The SIAI-Marchetti SF.260 is a classic that brings inimitable Italian flair to the flying experience, writes Ben Griffiths
For anyone who loves flying it is easy to see beauty in almost any aircraft. But sometimes an aeroplane comes along that instantly captures the heart and soul and has you making rapid calculations about how you might finance one of your own.
The SIAI-Marchetti SF.260 falls into this category. Finally coming faceto-face with this stunning aeroplane at the magnificent art deco Sywell Aerodrome in Northamptonshire took my breath away. This incredible Italian thoroughbred is a 1960s masterpiece that would grace any hangar and fulfil the dreams of many pilots hoping to combine serious utility – speed and range to go places – while providing tremendous fun and pure flying experience.
Conceived by aircraft designer Stelio Frati, the SF.260 was built with combat in mind and continues to be popular with military air arms, whichview it as an excellent training platform and potential ground attack aircraft.
It remains highly desirable and is all the more coveted because it is so unusual in British skies. With just ten of them on the UK register, this makes the SF.260 a rarer sight than the iconic Spitfire.
I’d always wanted to try out this aircraft for size. The test aircraft is the oldest SF.260 still flying and has serial number 102 – the second to roll off the production line. Having left Italy for Germany, it was restored by Meier Motors in Bremgarten and was more recently acquired by today’s owner, Paul Freeland, in 2014.
First flown in 1966, the aircraft has the distinct feel of a vintage Ferrari, with acceleration to boot and a smart red and white paint scheme with matching red trim on the charcoal leather seats. I could easily imagine Enzo Ferrari himself zipping around Europe in an SF.260 between meetings back in the day.

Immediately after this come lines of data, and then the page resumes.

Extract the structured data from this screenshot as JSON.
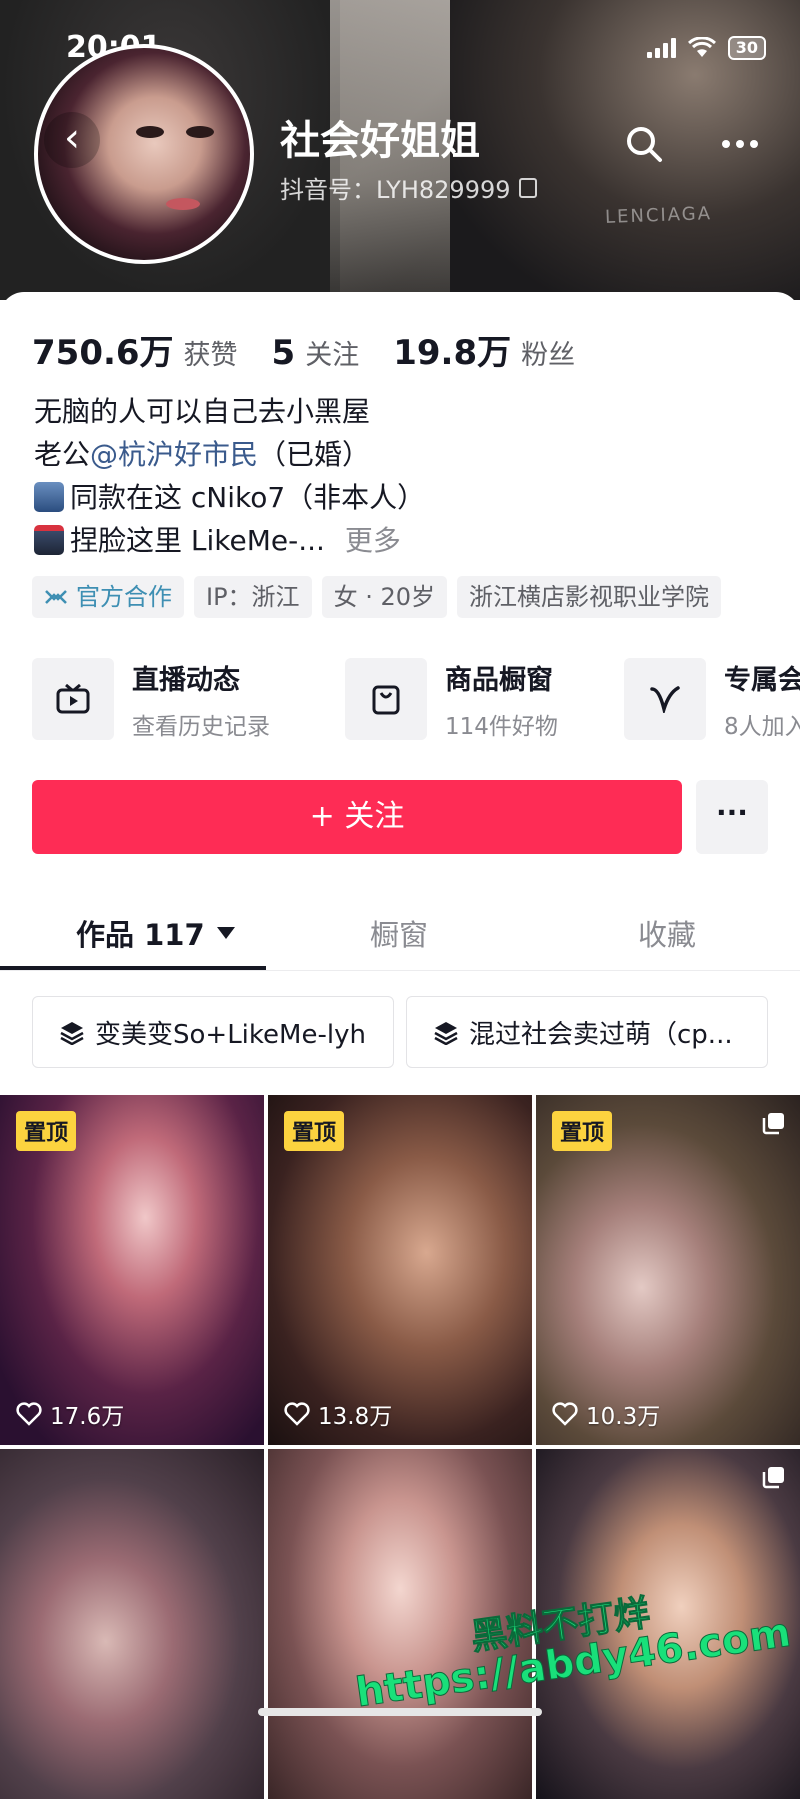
{
  "status_bar": {
    "time": "20:01",
    "battery": "30"
  },
  "header": {
    "back_icon": "‹",
    "shirt_text": "LENCIAGA",
    "name": "社会好姐姐",
    "douyin_id": "抖音号：LYH829999"
  },
  "stats": [
    {
      "value": "750.6万",
      "label": "获赞"
    },
    {
      "value": "5",
      "label": "关注"
    },
    {
      "value": "19.8万",
      "label": "粉丝"
    }
  ],
  "bio": {
    "line1": "无脑的人可以自己去小黑屋",
    "line2_prefix": "老公",
    "line2_mention": "@杭沪好市民",
    "line2_suffix": "（已婚）",
    "line3": "同款在这 cNiko7（非本人）",
    "line4": "捏脸这里 LikeMe-...",
    "more": "更多"
  },
  "tags": [
    "官方合作",
    "IP：浙江",
    "女 · 20岁",
    "浙江横店影视职业学院"
  ],
  "entries": [
    {
      "title": "直播动态",
      "sub": "查看历史记录",
      "icon": "tv-icon"
    },
    {
      "title": "商品橱窗",
      "sub": "114件好物",
      "icon": "bag-icon"
    },
    {
      "title": "专属会",
      "sub": "8人加入",
      "icon": "v-icon"
    }
  ],
  "follow_button": "+ 关注",
  "more_button": "···",
  "tabs": [
    {
      "label": "作品 117"
    },
    {
      "label": "橱窗"
    },
    {
      "label": "收藏"
    }
  ],
  "collections": [
    "变美变So+LikeMe-lyh",
    "混过社会卖过萌（cp..."
  ],
  "videos": [
    {
      "pinned": "置顶",
      "likes": "17.6万"
    },
    {
      "pinned": "置顶",
      "likes": "13.8万"
    },
    {
      "pinned": "置顶",
      "likes": "10.3万"
    },
    {},
    {},
    {}
  ],
  "watermark": {
    "line1": "黑料不打烊",
    "line2": "https://abdy46.com"
  },
  "colors": {
    "accent": "#fe2c55",
    "pin": "#fcd33f",
    "mention": "#3a5a8c",
    "official_tag": "#3e8fb3",
    "watermark": "#19e07a"
  }
}
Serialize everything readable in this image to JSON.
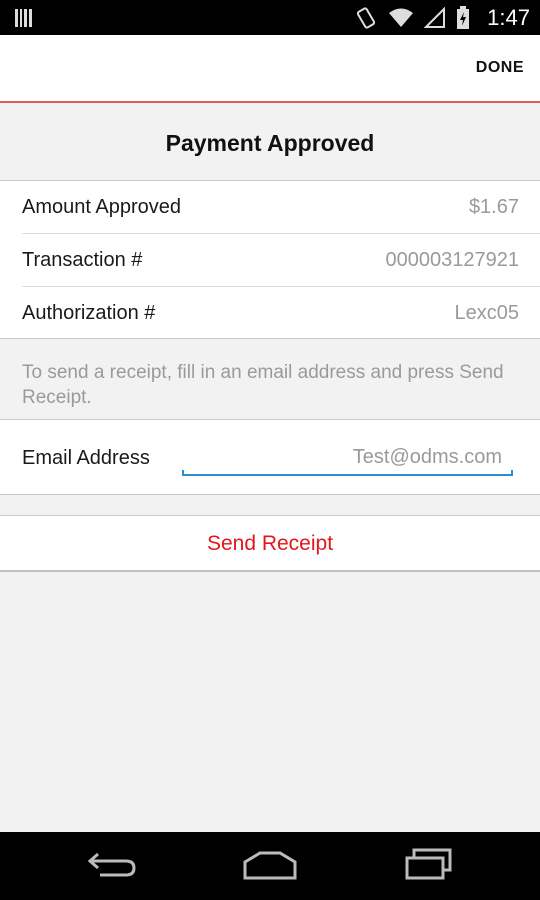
{
  "status_bar": {
    "time": "1:47",
    "icons": [
      "notification-barcode-icon",
      "vibrate-icon",
      "wifi-icon",
      "signal-icon",
      "battery-charging-icon"
    ]
  },
  "action_bar": {
    "done_label": "DONE"
  },
  "page": {
    "title": "Payment Approved"
  },
  "details": [
    {
      "label": "Amount Approved",
      "value": "$1.67"
    },
    {
      "label": "Transaction #",
      "value": "000003127921"
    },
    {
      "label": "Authorization #",
      "value": "Lexc05"
    }
  ],
  "receipt": {
    "hint": "To send a receipt, fill in an email address and press Send Receipt.",
    "email_label": "Email Address",
    "email_placeholder": "Test@odms.com",
    "email_value": "",
    "send_label": "Send Receipt"
  },
  "colors": {
    "accent": "#e3161c",
    "input_underline": "#2a8fd0"
  },
  "nav_bar": {
    "icons": [
      "back-icon",
      "home-icon",
      "recent-apps-icon"
    ]
  }
}
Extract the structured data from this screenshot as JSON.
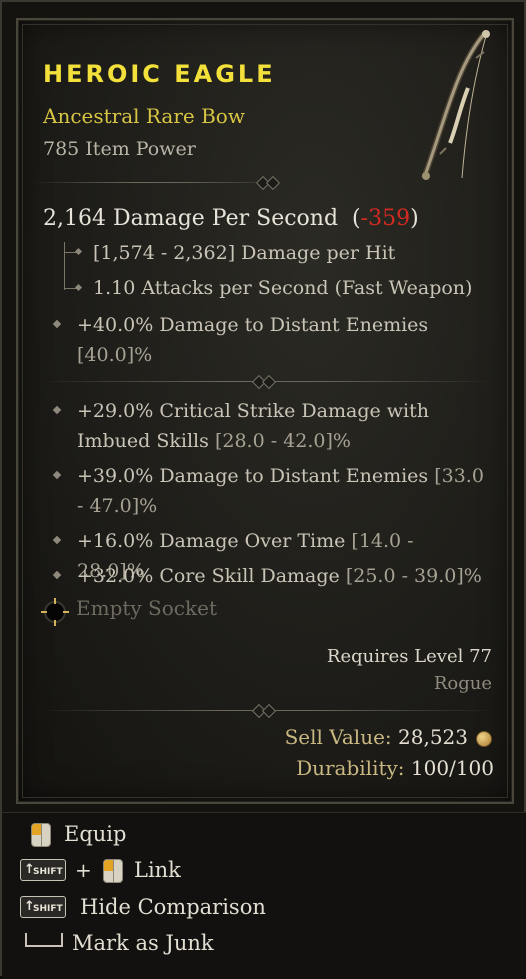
{
  "item": {
    "name": "HEROIC EAGLE",
    "type": "Ancestral Rare Bow",
    "item_power": "785 Item Power",
    "dps": "2,164 Damage Per Second",
    "dps_delta": "-359",
    "damage_per_hit": "[1,574 - 2,362] Damage per Hit",
    "attacks_per_second": "1.10 Attacks per Second (Fast Weapon)",
    "implicit": {
      "value": "+40.0% Damage to Distant Enemies",
      "range": "[40.0]%"
    },
    "affixes": [
      {
        "value": "+29.0% Critical Strike Damage with Imbued Skills",
        "range": "[28.0 - 42.0]%"
      },
      {
        "value": "+39.0% Damage to Distant Enemies",
        "range": "[33.0 - 47.0]%"
      },
      {
        "value": "+16.0% Damage Over Time",
        "range": "[14.0 - 28.0]%"
      },
      {
        "value": "+32.0% Core Skill Damage",
        "range": "[25.0 - 39.0]%"
      }
    ],
    "socket": "Empty Socket",
    "requires_level": "Requires Level 77",
    "class": "Rogue",
    "sell_label": "Sell Value:",
    "sell_value": "28,523",
    "durability_label": "Durability:",
    "durability_value": "100/100"
  },
  "actions": {
    "equip": "Equip",
    "link": "Link",
    "hide_comparison": "Hide Comparison",
    "mark_as_junk": "Mark as Junk",
    "shift_key": "SHIFT",
    "plus": "+"
  },
  "colors": {
    "title": "#f3e03a",
    "subtitle": "#d8c544",
    "negative": "#d02a22"
  },
  "icons": [
    "bow-icon",
    "divider-ornament",
    "bullet-diamond-icon",
    "socket-icon",
    "gold-coin-icon",
    "mouse-left-icon",
    "shift-key-icon",
    "spacebar-icon"
  ]
}
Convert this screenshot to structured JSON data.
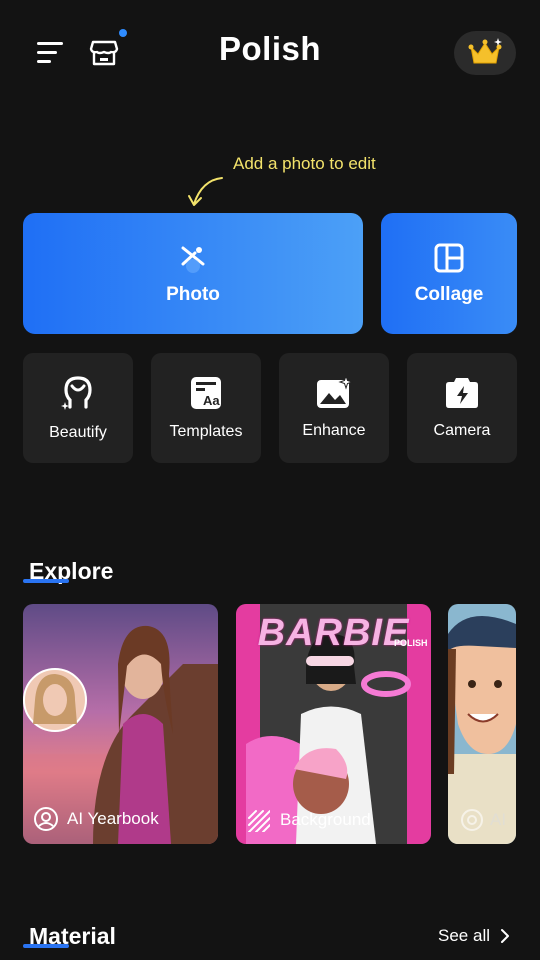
{
  "header": {
    "app_title": "Polish",
    "icons": {
      "menu": "menu-icon",
      "store": "store-icon",
      "premium": "crown-icon"
    },
    "store_badge_color": "#2f8cff"
  },
  "hint": {
    "text": "Add a photo to edit"
  },
  "primary_actions": [
    {
      "label": "Photo",
      "icon": "magic-wand-icon"
    },
    {
      "label": "Collage",
      "icon": "grid-icon"
    }
  ],
  "tools": [
    {
      "label": "Beautify",
      "icon": "face-sparkle-icon"
    },
    {
      "label": "Templates",
      "icon": "template-icon"
    },
    {
      "label": "Enhance",
      "icon": "image-sparkle-icon"
    },
    {
      "label": "Camera",
      "icon": "camera-flash-icon"
    }
  ],
  "explore": {
    "title": "Explore",
    "cards": [
      {
        "label": "AI Yearbook",
        "icon": "face-scan-icon"
      },
      {
        "label": "Background",
        "icon": "stripes-icon"
      },
      {
        "label": "AI",
        "icon": "camera-icon"
      }
    ],
    "poster_text": "BARBIE",
    "poster_tag": "POLISH"
  },
  "material": {
    "title": "Material",
    "see_all": "See all"
  },
  "colors": {
    "accent": "#2a74f2",
    "background": "#131313",
    "hint": "#f3e36b"
  }
}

The seats are unusually comfortable for a light aircraft and are raked, so you’re leaning quite far back. This affords a superb view along the razor-sharp wings, which end in bulbous yet streamlined wingtip fuel tanks. For some reason these tanks give the SF.260 an extra level of style, reminiscent as they are of the flowing bodywork on a vintage Italian car. It all contributes to the Marchetti’s beauty when paired with a tapering fuselage topped with clear bubble canopy affording an all-round view.
The instrument panel is quite cluttered. No glass cockpit displays in this model; instead it boasts a large collection of traditional dials and gauges. Most impressive of all are the stick-top grips with their prominent red buttons on top. Although the controls do lend themselves to fighter pilot fantasies, these buttons are not to fire guns, but to control the push-to-talk switches for the radios.
With a retractable landing gear and variable pitch Hartzell propeller, the SF.260 is classed as a complex aircraft but feels easy to fly. It is stable and will remain in whichever attitude you select, including the turn, carving graceful manoeuvres through the sky. Winding up to some aerobatics, the stick forces are quite heavy – you have to physically push the controls to make the aircraft respond.
But unlike some sporty types which can feel quite twitchy, the SF.260 needs more than finger and thumb on the control column. Once you’re used to the need for a firmer hand on the stick it becomes intuitive. The thin wings and aerodynamic design mean it is very slippery and fast, no doubt aided by the flush riveting which cuts down drag. As it sits quite close to the ground, it’s essential not to flare the SF.260 too much or you risk smacking the tail on the runway. However, being a nose-wheel aircraft, the Marchetti is very handy in a stiff crosswind that would have most taildraggers remaining in the hangar.
So what does this much fun cost? Some examples can be picked up for around £150,000, with newer versions rising to £200,000-plus. That’s quite a lot for a vintage touring machine that is also capable of aerobatics. However, good examples of the SF.260 do hold their value well and remain popular around the world.
Many are registered in the US, and Italian defence company Leonardo continues to manufacture new versions to this day, although the new aircraft cost more than £250,000 and are largely built for air forces.
Paul Freeland has recently gained his display authorisation, meaning he’s checked out to fly at air shows and should start appearing before the public in 2019. With that in mind, the SF260 is a brilliant crowd-pleaser.
On the ground the SF.260 just looks like a proper aeroplane, and its jolly paintwork produced plenty of admiring smiles from onlookers – as well as those inside the cockpit. Best of all, for sheer enjoyment the SF.260 has masses of appeal and remains a highly desirable piece of kit. I’m starting to save up now. Only one word can suffice for this Italian stallion: bellissimo!
Ben Griffiths is a private pilot and journalist specialising in aerospace and defence